+++ Listed records +++
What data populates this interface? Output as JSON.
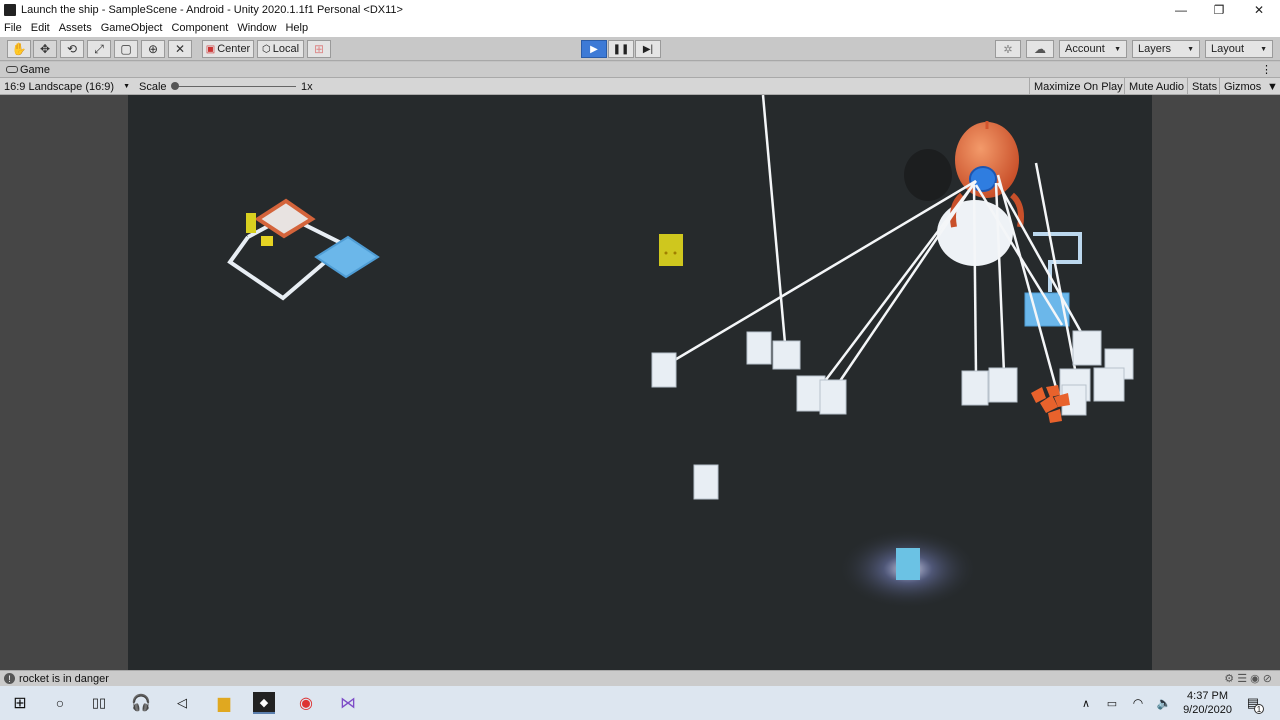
{
  "window": {
    "title": "Launch the ship - SampleScene - Android - Unity 2020.1.1f1 Personal <DX11>",
    "controls": {
      "minimize": "—",
      "restore": "❐",
      "close": "✕"
    }
  },
  "menu": [
    "File",
    "Edit",
    "Assets",
    "GameObject",
    "Component",
    "Window",
    "Help"
  ],
  "toolbar": {
    "tools": [
      "hand-icon",
      "move-icon",
      "rotate-icon",
      "scale-icon",
      "rect-icon",
      "transform-icon",
      "custom-tool-icon"
    ],
    "pivot_label": "Center",
    "space_label": "Local",
    "account_label": "Account",
    "layers_label": "Layers",
    "layout_label": "Layout",
    "dropdown_arrow": "▼"
  },
  "game_tab": {
    "label": "Game",
    "aspect": "16:9 Landscape (16:9)",
    "scale_label": "Scale",
    "scale_value": "1x",
    "maximize_label": "Maximize On Play",
    "mute_label": "Mute Audio",
    "stats_label": "Stats",
    "gizmos_label": "Gizmos"
  },
  "status": {
    "message": "rocket is in danger"
  },
  "taskbar": {
    "time": "4:37 PM",
    "date": "9/20/2020",
    "notification_count": "1"
  },
  "colors": {
    "play_active": "#3d7ad6",
    "rocket": "#e0673b",
    "cube": "#e8eef4",
    "blue_tile": "#6bb7ea",
    "yellow": "#d8d020",
    "game_bg": "#262a2c"
  }
}
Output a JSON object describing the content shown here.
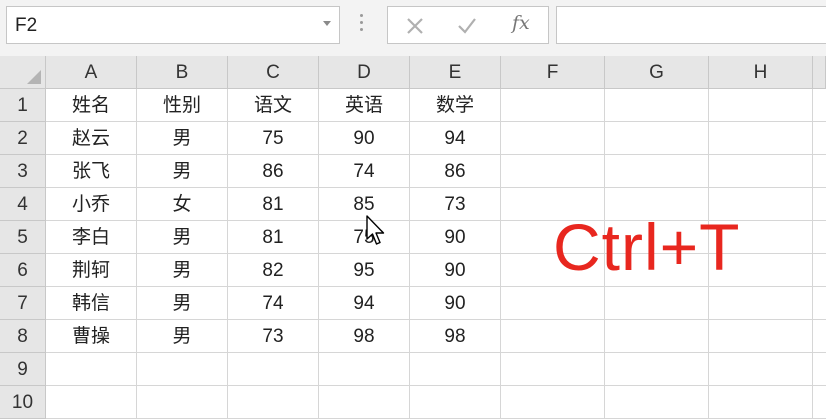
{
  "formula_bar": {
    "name_box": "F2",
    "fx_label": "fx",
    "formula_value": ""
  },
  "columns": [
    {
      "label": "A",
      "w": 91
    },
    {
      "label": "B",
      "w": 91
    },
    {
      "label": "C",
      "w": 91
    },
    {
      "label": "D",
      "w": 91
    },
    {
      "label": "E",
      "w": 91
    },
    {
      "label": "F",
      "w": 104
    },
    {
      "label": "G",
      "w": 104
    },
    {
      "label": "H",
      "w": 104
    }
  ],
  "rows": [
    "1",
    "2",
    "3",
    "4",
    "5",
    "6",
    "7",
    "8",
    "9",
    "10"
  ],
  "table": {
    "headers": [
      "姓名",
      "性别",
      "语文",
      "英语",
      "数学"
    ],
    "rows": [
      [
        "赵云",
        "男",
        "75",
        "90",
        "94"
      ],
      [
        "张飞",
        "男",
        "86",
        "74",
        "86"
      ],
      [
        "小乔",
        "女",
        "81",
        "85",
        "73"
      ],
      [
        "李白",
        "男",
        "81",
        "75",
        "90"
      ],
      [
        "荆轲",
        "男",
        "82",
        "95",
        "90"
      ],
      [
        "韩信",
        "男",
        "74",
        "94",
        "90"
      ],
      [
        "曹操",
        "男",
        "73",
        "98",
        "98"
      ]
    ]
  },
  "overlay_text": "Ctrl+T",
  "colors": {
    "overlay": "#e8271f",
    "header_bg": "#e6e6e6",
    "gridline": "#d6d6d6"
  },
  "icons": [
    "dropdown-arrow-icon",
    "more-vertical-icon",
    "cancel-x-icon",
    "enter-check-icon",
    "insert-function-icon",
    "select-all-triangle-icon",
    "mouse-pointer-icon"
  ]
}
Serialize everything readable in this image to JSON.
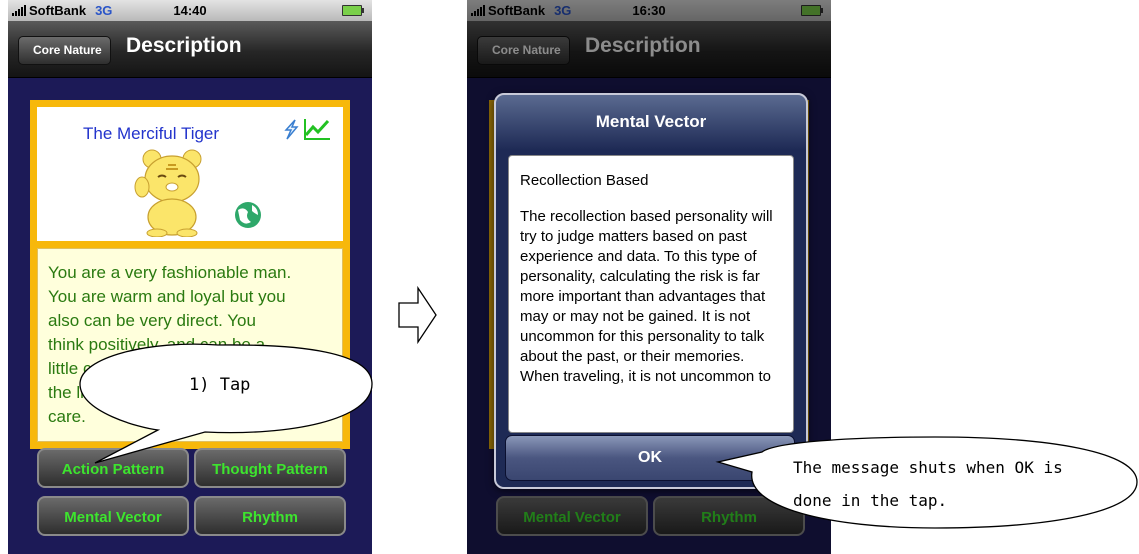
{
  "left_screen": {
    "status": {
      "carrier": "SoftBank",
      "network": "3G",
      "time": "14:40"
    },
    "nav": {
      "back_label": "Core Nature",
      "title": "Description"
    },
    "type_name": "The Merciful Tiger",
    "description": "You are a very fashionable man. You are warm and loyal but you also can be very direct. You think positively, and can be a little c... the li... care.",
    "desc_lines": [
      "You are a very fashionable man.",
      "You are warm and loyal but you",
      "also can be very direct.  You",
      "think positively, and can be a",
      "little c",
      "the li",
      "care."
    ],
    "buttons": {
      "action": "Action Pattern",
      "thought": "Thought Pattern",
      "mental": "Mental Vector",
      "rhythm": "Rhythm"
    }
  },
  "right_screen": {
    "status": {
      "carrier": "SoftBank",
      "network": "3G",
      "time": "16:30"
    },
    "nav": {
      "back_label": "Core Nature",
      "title": "Description"
    },
    "alert": {
      "title": "Mental Vector",
      "heading": "Recollection Based",
      "body": "The recollection based personality will try to judge matters based on past experience and data.  To this type of personality, calculating the risk is far more important than advantages that may or may not be gained.  It is not uncommon for this personality to talk about the past, or their memories.  When traveling, it is not uncommon to",
      "ok_label": "OK"
    },
    "buttons": {
      "mental": "Mental Vector",
      "rhythm": "Rhythm"
    }
  },
  "annotations": {
    "tap": "1) Tap",
    "ok_note_line1": "The message shuts when OK is",
    "ok_note_line2": "done in the tap."
  }
}
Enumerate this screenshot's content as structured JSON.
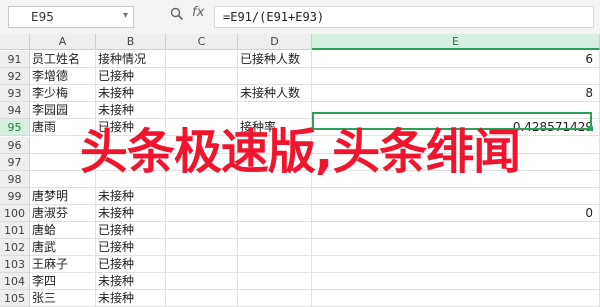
{
  "formula_bar": {
    "name_box": "E95",
    "formula": "=E91/(E91+E93)",
    "icons": [
      "zoom-icon",
      "fx-icon"
    ]
  },
  "columns": [
    "A",
    "B",
    "C",
    "D",
    "E"
  ],
  "rows": [
    {
      "num": "91",
      "a": "员工姓名",
      "b": "接种情况",
      "c": "",
      "d": "已接种人数",
      "e": "6"
    },
    {
      "num": "92",
      "a": "李增德",
      "b": "已接种",
      "c": "",
      "d": "",
      "e": ""
    },
    {
      "num": "93",
      "a": "李少梅",
      "b": "未接种",
      "c": "",
      "d": "未接种人数",
      "e": "8"
    },
    {
      "num": "94",
      "a": "李园园",
      "b": "未接种",
      "c": "",
      "d": "",
      "e": ""
    },
    {
      "num": "95",
      "a": "唐雨",
      "b": "已接种",
      "c": "",
      "d": "接种率",
      "e": "0.428571429"
    },
    {
      "num": "96",
      "a": "",
      "b": "",
      "c": "",
      "d": "",
      "e": ""
    },
    {
      "num": "97",
      "a": "",
      "b": "",
      "c": "",
      "d": "",
      "e": ""
    },
    {
      "num": "98",
      "a": "",
      "b": "",
      "c": "",
      "d": "",
      "e": ""
    },
    {
      "num": "99",
      "a": "唐梦明",
      "b": "未接种",
      "c": "",
      "d": "",
      "e": ""
    },
    {
      "num": "100",
      "a": "唐淑芬",
      "b": "未接种",
      "c": "",
      "d": "",
      "e": "0"
    },
    {
      "num": "101",
      "a": "唐蛤",
      "b": "已接种",
      "c": "",
      "d": "",
      "e": ""
    },
    {
      "num": "102",
      "a": "唐武",
      "b": "已接种",
      "c": "",
      "d": "",
      "e": ""
    },
    {
      "num": "103",
      "a": "王麻子",
      "b": "已接种",
      "c": "",
      "d": "",
      "e": ""
    },
    {
      "num": "104",
      "a": "李四",
      "b": "未接种",
      "c": "",
      "d": "",
      "e": ""
    },
    {
      "num": "105",
      "a": "张三",
      "b": "未接种",
      "c": "",
      "d": "",
      "e": ""
    }
  ],
  "selection": {
    "row": "95",
    "column": "E"
  },
  "watermark": "头条极速版,头条绯闻",
  "colors": {
    "accent": "#2ea05a",
    "watermark": "#f0142d"
  }
}
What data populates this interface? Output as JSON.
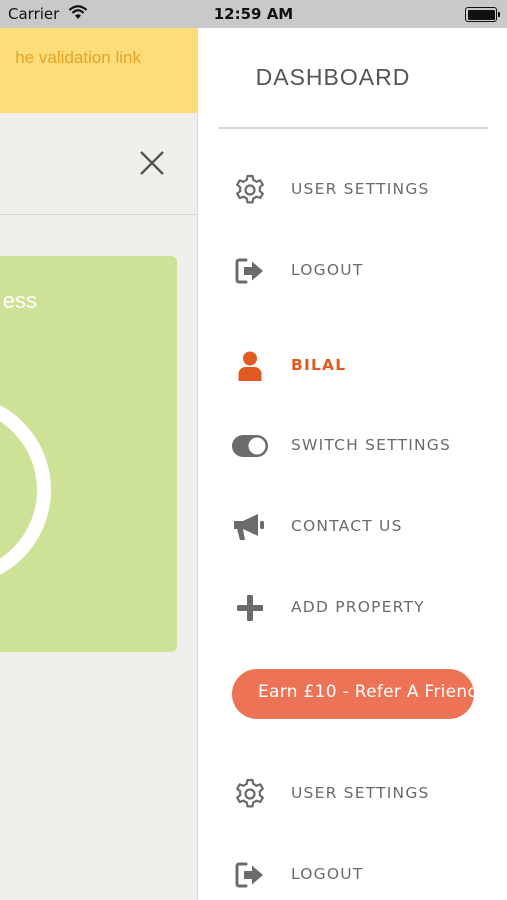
{
  "status_bar": {
    "carrier": "Carrier",
    "time": "12:59 AM"
  },
  "background_screen": {
    "banner_text": "he validation link",
    "card_text": "ess"
  },
  "drawer": {
    "title": "DASHBOARD",
    "items": [
      {
        "label": "USER SETTINGS",
        "icon": "gear-icon"
      },
      {
        "label": "LOGOUT",
        "icon": "logout-icon"
      },
      {
        "label": "BILAL",
        "icon": "user-icon",
        "active": true
      },
      {
        "label": "SWITCH SETTINGS",
        "icon": "toggle-icon"
      },
      {
        "label": "CONTACT US",
        "icon": "megaphone-icon"
      },
      {
        "label": "ADD PROPERTY",
        "icon": "plus-icon"
      }
    ],
    "refer_label": "Earn £10 - Refer A Friend",
    "bottom_items": [
      {
        "label": "USER SETTINGS",
        "icon": "gear-icon"
      },
      {
        "label": "LOGOUT",
        "icon": "logout-icon"
      }
    ]
  },
  "colors": {
    "accent": "#e25a22",
    "refer_button": "#ec7355",
    "banner": "#fddc7a",
    "banner_text": "#e5a424",
    "progress_card": "#cde296",
    "icon_grey": "#6b6b6b"
  }
}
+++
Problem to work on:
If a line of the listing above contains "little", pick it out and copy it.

Exercise answer:
    "description": "You are a very fashionable man. You are warm and loyal but you also can be very direct. You think positively, and can be a little c... the li... care.",
      "little c",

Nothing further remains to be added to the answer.